A Single Man by Christopher Isherwood
#bookstagram. Inset: David Hockney, Portrait Christopher Isherwood and Don Bachardy from the Metropolitan Museum of Art

Christopher Isherwood met Don Bachardy in 1953. Bachardy was an aspiring artist and native Angeleno. Isherwood came to Lotusland from England where he was already an established author. Isherwood and Bachardy fell in love.

Their relationship was a volatile one. Bachardy was 30 years younger than Isherwood and still eager to sow his wild oats. Isherwood encouraged him to have affairs yet suffered greatly. In 1963, the jealousy became too much. Isherwood moved out of their Santa Monica home. That separation inspired Isherwood’s novel, A Single Man. It’s a gorgeous evocation of loss and love as it plays out over the course of a single day.

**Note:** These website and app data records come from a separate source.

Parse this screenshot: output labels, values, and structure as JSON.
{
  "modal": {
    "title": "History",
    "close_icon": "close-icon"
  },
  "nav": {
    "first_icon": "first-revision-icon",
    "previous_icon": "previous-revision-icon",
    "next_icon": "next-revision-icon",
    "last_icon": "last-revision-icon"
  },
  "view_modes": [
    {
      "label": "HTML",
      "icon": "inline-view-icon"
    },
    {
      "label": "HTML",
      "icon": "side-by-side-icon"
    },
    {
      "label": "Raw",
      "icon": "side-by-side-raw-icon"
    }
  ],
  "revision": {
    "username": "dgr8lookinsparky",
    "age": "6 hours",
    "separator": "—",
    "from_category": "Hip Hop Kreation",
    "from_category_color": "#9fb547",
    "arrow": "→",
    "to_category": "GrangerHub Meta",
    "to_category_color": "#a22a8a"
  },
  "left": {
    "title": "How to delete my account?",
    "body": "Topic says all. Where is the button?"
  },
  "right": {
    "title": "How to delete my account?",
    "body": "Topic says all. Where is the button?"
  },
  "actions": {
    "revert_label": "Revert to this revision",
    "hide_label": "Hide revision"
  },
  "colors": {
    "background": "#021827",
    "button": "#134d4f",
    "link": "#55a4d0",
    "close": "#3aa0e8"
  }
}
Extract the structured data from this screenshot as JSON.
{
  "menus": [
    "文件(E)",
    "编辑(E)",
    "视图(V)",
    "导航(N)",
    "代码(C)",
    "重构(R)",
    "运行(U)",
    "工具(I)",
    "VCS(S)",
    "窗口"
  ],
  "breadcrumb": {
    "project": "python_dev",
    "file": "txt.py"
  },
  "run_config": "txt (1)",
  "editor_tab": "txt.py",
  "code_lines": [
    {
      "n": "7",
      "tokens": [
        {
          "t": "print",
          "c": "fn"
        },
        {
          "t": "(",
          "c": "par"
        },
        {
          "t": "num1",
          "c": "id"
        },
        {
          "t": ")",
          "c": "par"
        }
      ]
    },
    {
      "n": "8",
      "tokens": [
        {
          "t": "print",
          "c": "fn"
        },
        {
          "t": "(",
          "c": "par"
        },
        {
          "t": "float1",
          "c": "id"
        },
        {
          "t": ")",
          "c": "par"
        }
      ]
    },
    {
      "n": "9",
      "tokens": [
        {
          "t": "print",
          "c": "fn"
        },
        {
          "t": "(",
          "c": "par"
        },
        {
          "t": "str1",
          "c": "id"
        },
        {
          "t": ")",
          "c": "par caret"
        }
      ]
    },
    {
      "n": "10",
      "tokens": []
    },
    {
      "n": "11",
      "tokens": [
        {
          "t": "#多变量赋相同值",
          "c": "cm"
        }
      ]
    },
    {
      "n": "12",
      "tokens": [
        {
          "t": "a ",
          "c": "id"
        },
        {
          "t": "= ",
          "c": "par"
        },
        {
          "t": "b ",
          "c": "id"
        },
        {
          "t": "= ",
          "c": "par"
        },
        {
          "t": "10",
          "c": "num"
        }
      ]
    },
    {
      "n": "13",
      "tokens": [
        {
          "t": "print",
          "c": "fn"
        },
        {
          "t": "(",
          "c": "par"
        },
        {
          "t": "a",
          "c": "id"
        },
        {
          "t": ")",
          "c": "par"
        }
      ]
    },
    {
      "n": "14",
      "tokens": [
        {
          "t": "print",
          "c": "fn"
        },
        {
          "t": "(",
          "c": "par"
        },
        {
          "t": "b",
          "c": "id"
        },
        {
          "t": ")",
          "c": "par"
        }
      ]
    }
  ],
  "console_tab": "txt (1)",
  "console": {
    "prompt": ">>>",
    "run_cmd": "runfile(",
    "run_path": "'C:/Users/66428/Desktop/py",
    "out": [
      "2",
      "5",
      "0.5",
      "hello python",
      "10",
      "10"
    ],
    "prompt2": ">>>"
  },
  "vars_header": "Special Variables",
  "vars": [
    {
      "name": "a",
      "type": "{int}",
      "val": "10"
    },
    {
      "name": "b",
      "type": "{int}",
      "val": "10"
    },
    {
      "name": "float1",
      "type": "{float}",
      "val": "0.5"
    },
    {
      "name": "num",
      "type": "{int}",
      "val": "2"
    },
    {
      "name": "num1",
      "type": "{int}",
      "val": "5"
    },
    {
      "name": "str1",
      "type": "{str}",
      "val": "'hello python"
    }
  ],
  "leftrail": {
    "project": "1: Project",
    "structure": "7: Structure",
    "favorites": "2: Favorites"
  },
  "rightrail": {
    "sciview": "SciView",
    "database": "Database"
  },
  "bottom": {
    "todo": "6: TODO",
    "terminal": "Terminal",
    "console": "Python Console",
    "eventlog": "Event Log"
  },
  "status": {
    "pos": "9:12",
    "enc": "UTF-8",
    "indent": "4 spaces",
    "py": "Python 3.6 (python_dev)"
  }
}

A Single Man begins, as most days do, with the struggle to wake. Consciousness arrives slowly. Fingers are flexed. The bladder must be emptied. The body emerges from bed.

Obediently, it washes, shaves, brushes its hair, for it accepts its responsibilities to the others. It is even glad that it has its place among them. It knows what is expected of it.

It knows its name. It is called George.

Christopher Isherwood, A Single Man (Simon & Schuster 1964)

This sense of disassociation pervades A Single Man. George worries that his body has taken control: driving him to work at San Tomas State College, greeting the staff, teaching his English class with practiced, mechanical precision. Meanwhile, George’s thoughts are with his partner, Jim.

Jim used to moan and complain and raise hell over a head cold, a cut finger, a pile. But Jim was lucky at the end — the only time when luck really counts. The truck hit his car just right.


George now lives alone in a cottage above the beach. He hasn’t told his neighbors that Jim is dead just as they have never inquired into the nature of George and Jim’s relationship. It is, after all, 1963. This is the age of The Dick Van Dyke Show, when a married heterosexual couple must sleep in twin beds. Homosexuality is illegal in England, where George comes from, and in the LA suburb, where he lives now.

In that suburb, there is the Mothers’ Hour when small hammer-wielding children terrorize the neighborhood. The afternoon brings schoolchildren and the masculine hour of the ball-playing. That hour ends abruptly when the fathers come home, their nerves too frazzled to tolerate any amount of noise. The contrast with George and Jim couldn’t be greater.

Breakfast with Jim used to be one of the best times of their days. It was then, while they were drinking their second and third cups of coffee, that they had their best talks.

When A Single Man was first published in 1964, reviewers seemed surprised at how normal George is.

It is not Isherwood’s purpose to write a novel “about” homosexuality; rather, he appears to want to present, without “scholarship,” or explanation, a homosexual who is, so to speak, just like everyone else

Elizabeth Hardwick, Sex and the Single Man, The New York Review of Books, 20 Aug 1964


Isherwood and Bachardy survived the 1963 break. They would go on as lovers, fellow artists, and professional collaborators until Isherwood’s death in 1986.

Their life with one another and with their countless friends became a kind of shared artistic project, and their relationship was to become a model for many gay men undertaking long term partnerships in the new openness of liberation. Its iconic status was enhanced by the double portrait of them which David Hockney painted in 1968.

Katherine Bucknell, Biography in The Christopher Isherwood Foundation

But Isherwood couldn’t have known this when he wrote A Single Man. The novel closes with George at night still floundering in his grief for the lost Jim and wondering when, if ever, he’ll love again. At the end of a long and trying day, Los Angeles is no longer the paradise it once promised to be.

The cars all around, the dip of the freeway ahead, the Valley with its homes and gardens opening below, under a long brown smear of smog, beyond and above which the big barren mountains rise.

11 Jan 2020 | Karen Kao